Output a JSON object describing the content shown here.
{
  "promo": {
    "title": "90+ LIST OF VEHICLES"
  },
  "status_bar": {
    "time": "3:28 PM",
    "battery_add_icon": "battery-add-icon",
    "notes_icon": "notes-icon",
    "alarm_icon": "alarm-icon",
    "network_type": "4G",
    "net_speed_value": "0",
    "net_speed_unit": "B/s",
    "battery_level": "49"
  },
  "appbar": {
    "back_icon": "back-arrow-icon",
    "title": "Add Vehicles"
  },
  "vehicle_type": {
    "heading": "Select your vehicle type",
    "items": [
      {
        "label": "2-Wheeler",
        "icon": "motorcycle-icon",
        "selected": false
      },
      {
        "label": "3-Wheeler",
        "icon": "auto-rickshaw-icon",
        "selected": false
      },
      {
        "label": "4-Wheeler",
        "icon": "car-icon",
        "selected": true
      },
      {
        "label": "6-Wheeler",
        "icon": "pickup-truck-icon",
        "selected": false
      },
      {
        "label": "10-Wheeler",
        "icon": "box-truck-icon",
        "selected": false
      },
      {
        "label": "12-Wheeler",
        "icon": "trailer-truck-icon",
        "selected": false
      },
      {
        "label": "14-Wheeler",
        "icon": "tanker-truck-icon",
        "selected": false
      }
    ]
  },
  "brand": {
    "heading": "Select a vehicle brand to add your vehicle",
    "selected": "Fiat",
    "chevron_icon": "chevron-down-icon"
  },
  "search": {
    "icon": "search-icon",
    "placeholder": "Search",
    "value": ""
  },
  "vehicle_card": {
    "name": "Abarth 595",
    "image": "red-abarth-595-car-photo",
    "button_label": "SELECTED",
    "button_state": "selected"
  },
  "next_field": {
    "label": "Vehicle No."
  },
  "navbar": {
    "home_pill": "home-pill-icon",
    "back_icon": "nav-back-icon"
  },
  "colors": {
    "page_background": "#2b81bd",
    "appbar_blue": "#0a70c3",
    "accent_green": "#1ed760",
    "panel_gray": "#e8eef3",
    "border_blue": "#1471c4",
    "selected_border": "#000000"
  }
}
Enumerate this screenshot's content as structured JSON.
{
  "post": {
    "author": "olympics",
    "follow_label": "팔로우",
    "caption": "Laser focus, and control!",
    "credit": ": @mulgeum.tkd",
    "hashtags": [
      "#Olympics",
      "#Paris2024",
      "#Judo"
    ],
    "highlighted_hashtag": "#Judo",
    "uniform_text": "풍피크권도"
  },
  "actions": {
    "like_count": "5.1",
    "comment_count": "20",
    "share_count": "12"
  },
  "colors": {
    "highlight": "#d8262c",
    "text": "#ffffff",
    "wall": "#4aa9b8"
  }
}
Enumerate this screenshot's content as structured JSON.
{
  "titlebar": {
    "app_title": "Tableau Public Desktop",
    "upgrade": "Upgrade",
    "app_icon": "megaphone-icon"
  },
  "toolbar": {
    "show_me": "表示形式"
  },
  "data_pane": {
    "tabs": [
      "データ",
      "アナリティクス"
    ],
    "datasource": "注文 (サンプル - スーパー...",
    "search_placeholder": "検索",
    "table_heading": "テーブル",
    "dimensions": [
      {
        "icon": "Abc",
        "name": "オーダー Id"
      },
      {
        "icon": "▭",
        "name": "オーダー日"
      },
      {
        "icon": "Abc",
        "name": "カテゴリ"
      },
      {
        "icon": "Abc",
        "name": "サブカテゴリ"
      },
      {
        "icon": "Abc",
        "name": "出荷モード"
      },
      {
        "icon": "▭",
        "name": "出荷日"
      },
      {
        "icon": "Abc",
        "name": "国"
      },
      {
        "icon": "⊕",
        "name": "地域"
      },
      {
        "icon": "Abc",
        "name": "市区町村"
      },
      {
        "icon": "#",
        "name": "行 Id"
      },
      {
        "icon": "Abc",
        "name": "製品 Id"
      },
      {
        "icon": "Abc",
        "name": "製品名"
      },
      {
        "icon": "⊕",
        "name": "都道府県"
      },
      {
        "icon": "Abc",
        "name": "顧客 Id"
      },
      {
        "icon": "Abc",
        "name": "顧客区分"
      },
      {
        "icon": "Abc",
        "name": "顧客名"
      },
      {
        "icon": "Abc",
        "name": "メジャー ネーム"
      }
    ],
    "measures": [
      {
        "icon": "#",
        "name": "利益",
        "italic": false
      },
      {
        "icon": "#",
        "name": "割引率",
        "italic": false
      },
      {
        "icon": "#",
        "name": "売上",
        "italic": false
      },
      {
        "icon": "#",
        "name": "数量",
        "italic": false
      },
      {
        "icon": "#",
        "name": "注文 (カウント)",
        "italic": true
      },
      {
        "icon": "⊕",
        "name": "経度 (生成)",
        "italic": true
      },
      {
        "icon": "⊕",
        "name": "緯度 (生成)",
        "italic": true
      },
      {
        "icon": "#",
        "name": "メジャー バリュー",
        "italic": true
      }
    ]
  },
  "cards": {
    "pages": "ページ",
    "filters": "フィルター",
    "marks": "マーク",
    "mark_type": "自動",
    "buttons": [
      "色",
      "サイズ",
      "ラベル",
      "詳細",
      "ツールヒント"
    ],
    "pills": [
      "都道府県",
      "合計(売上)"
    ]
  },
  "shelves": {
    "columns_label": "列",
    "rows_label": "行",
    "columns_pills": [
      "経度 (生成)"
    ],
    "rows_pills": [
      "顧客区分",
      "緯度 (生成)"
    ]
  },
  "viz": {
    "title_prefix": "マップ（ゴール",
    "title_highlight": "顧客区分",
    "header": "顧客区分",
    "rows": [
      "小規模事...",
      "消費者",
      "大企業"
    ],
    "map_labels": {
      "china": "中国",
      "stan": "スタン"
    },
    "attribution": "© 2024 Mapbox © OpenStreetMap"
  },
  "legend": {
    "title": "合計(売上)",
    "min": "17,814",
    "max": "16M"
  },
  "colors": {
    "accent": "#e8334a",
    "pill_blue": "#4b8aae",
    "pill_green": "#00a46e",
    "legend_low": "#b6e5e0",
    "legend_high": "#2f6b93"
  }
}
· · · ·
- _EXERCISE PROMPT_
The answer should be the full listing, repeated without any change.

- _SOLVED PROBLEM_
Output a JSON object describing the content shown here.
{
  "promo": {
    "title": "90+ LIST OF VEHICLES"
  },
  "status_bar": {
    "time": "3:28 PM",
    "battery_add_icon": "battery-add-icon",
    "notes_icon": "notes-icon",
    "alarm_icon": "alarm-icon",
    "network_type": "4G",
    "net_speed_value": "0",
    "net_speed_unit": "B/s",
    "battery_level": "49"
  },
  "appbar": {
    "back_icon": "back-arrow-icon",
    "title": "Add Vehicles"
  },
  "vehicle_type": {
    "heading": "Select your vehicle type",
    "items": [
      {
        "label": "2-Wheeler",
        "icon": "motorcycle-icon",
        "selected": false
      },
      {
        "label": "3-Wheeler",
        "icon": "auto-rickshaw-icon",
        "selected": false
      },
      {
        "label": "4-Wheeler",
        "icon": "car-icon",
        "selected": true
      },
      {
        "label": "6-Wheeler",
        "icon": "pickup-truck-icon",
        "selected": false
      },
      {
        "label": "10-Wheeler",
        "icon": "box-truck-icon",
        "selected": false
      },
      {
        "label": "12-Wheeler",
        "icon": "trailer-truck-icon",
        "selected": false
      },
      {
        "label": "14-Wheeler",
        "icon": "tanker-truck-icon",
        "selected": false
      }
    ]
  },
  "brand": {
    "heading": "Select a vehicle brand to add your vehicle",
    "selected": "Fiat",
    "chevron_icon": "chevron-down-icon"
  },
  "search": {
    "icon": "search-icon",
    "placeholder": "Search",
    "value": ""
  },
  "vehicle_card": {
    "name": "Abarth 595",
    "image": "red-abarth-595-car-photo",
    "button_label": "SELECTED",
    "button_state": "selected"
  },
  "next_field": {
    "label": "Vehicle No."
  },
  "navbar": {
    "home_pill": "home-pill-icon",
    "back_icon": "nav-back-icon"
  },
  "colors": {
    "page_background": "#2b81bd",
    "appbar_blue": "#0a70c3",
    "accent_green": "#1ed760",
    "panel_gray": "#e8eef3",
    "border_blue": "#1471c4",
    "selected_border": "#000000"
  }
}
Enumerate this screenshot's content as structured JSON.
{
  "post": {
    "author": "olympics",
    "follow_label": "팔로우",
    "caption": "Laser focus, and control!",
    "credit": ": @mulgeum.tkd",
    "hashtags": [
      "#Olympics",
      "#Paris2024",
      "#Judo"
    ],
    "highlighted_hashtag": "#Judo",
    "uniform_text": "풍피크권도"
  },
  "actions": {
    "like_count": "5.1",
    "comment_count": "20",
    "share_count": "12"
  },
  "colors": {
    "highlight": "#d8262c",
    "text": "#ffffff",
    "wall": "#4aa9b8"
  }
}
Enumerate this screenshot's content as structured JSON.
{
  "titlebar": {
    "app_title": "Tableau Public Desktop",
    "upgrade": "Upgrade",
    "app_icon": "megaphone-icon"
  },
  "toolbar": {
    "show_me": "表示形式"
  },
  "data_pane": {
    "tabs": [
      "データ",
      "アナリティクス"
    ],
    "datasource": "注文 (サンプル - スーパー...",
    "search_placeholder": "検索",
    "table_heading": "テーブル",
    "dimensions": [
      {
        "icon": "Abc",
        "name": "オーダー Id"
      },
      {
        "icon": "▭",
        "name": "オーダー日"
      },
      {
        "icon": "Abc",
        "name": "カテゴリ"
      },
      {
        "icon": "Abc",
        "name": "サブカテゴリ"
      },
      {
        "icon": "Abc",
        "name": "出荷モード"
      },
      {
        "icon": "▭",
        "name": "出荷日"
      },
      {
        "icon": "Abc",
        "name": "国"
      },
      {
        "icon": "⊕",
        "name": "地域"
      },
      {
        "icon": "Abc",
        "name": "市区町村"
      },
      {
        "icon": "#",
        "name": "行 Id"
      },
      {
        "icon": "Abc",
        "name": "製品 Id"
      },
      {
        "icon": "Abc",
        "name": "製品名"
      },
      {
        "icon": "⊕",
        "name": "都道府県"
      },
      {
        "icon": "Abc",
        "name": "顧客 Id"
      },
      {
        "icon": "Abc",
        "name": "顧客区分"
      },
      {
        "icon": "Abc",
        "name": "顧客名"
      },
      {
        "icon": "Abc",
        "name": "メジャー ネーム"
      }
    ],
    "measures": [
      {
        "icon": "#",
        "name": "利益",
        "italic": false
      },
      {
        "icon": "#",
        "name": "割引率",
        "italic": false
      },
      {
        "icon": "#",
        "name": "売上",
        "italic": false
      },
      {
        "icon": "#",
        "name": "数量",
        "italic": false
      },
      {
        "icon": "#",
        "name": "注文 (カウント)",
        "italic": true
      },
      {
        "icon": "⊕",
        "name": "経度 (生成)",
        "italic": true
      },
      {
        "icon": "⊕",
        "name": "緯度 (生成)",
        "italic": true
      },
      {
        "icon": "#",
        "name": "メジャー バリュー",
        "italic": true
      }
    ]
  },
  "cards": {
    "pages": "ページ",
    "filters": "フィルター",
    "marks": "マーク",
    "mark_type": "自動",
    "buttons": [
      "色",
      "サイズ",
      "ラベル",
      "詳細",
      "ツールヒント"
    ],
    "pills": [
      "都道府県",
      "合計(売上)"
    ]
  },
  "shelves": {
    "columns_label": "列",
    "rows_label": "行",
    "columns_pills": [
      "経度 (生成)"
    ],
    "rows_pills": [
      "顧客区分",
      "緯度 (生成)"
    ]
  },
  "viz": {
    "title_prefix": "マップ（ゴール",
    "title_highlight": "顧客区分",
    "header": "顧客区分",
    "rows": [
      "小規模事...",
      "消費者",
      "大企業"
    ],
    "map_labels": {
      "china": "中国",
      "stan": "スタン"
    },
    "attribution": "© 2024 Mapbox © OpenStreetMap"
  },
  "legend": {
    "title": "合計(売上)",
    "min": "17,814",
    "max": "16M"
  },
  "colors": {
    "accent": "#e8334a",
    "pill_blue": "#4b8aae",
    "pill_green": "#00a46e",
    "legend_low": "#b6e5e0",
    "legend_high": "#2f6b93"
  }
}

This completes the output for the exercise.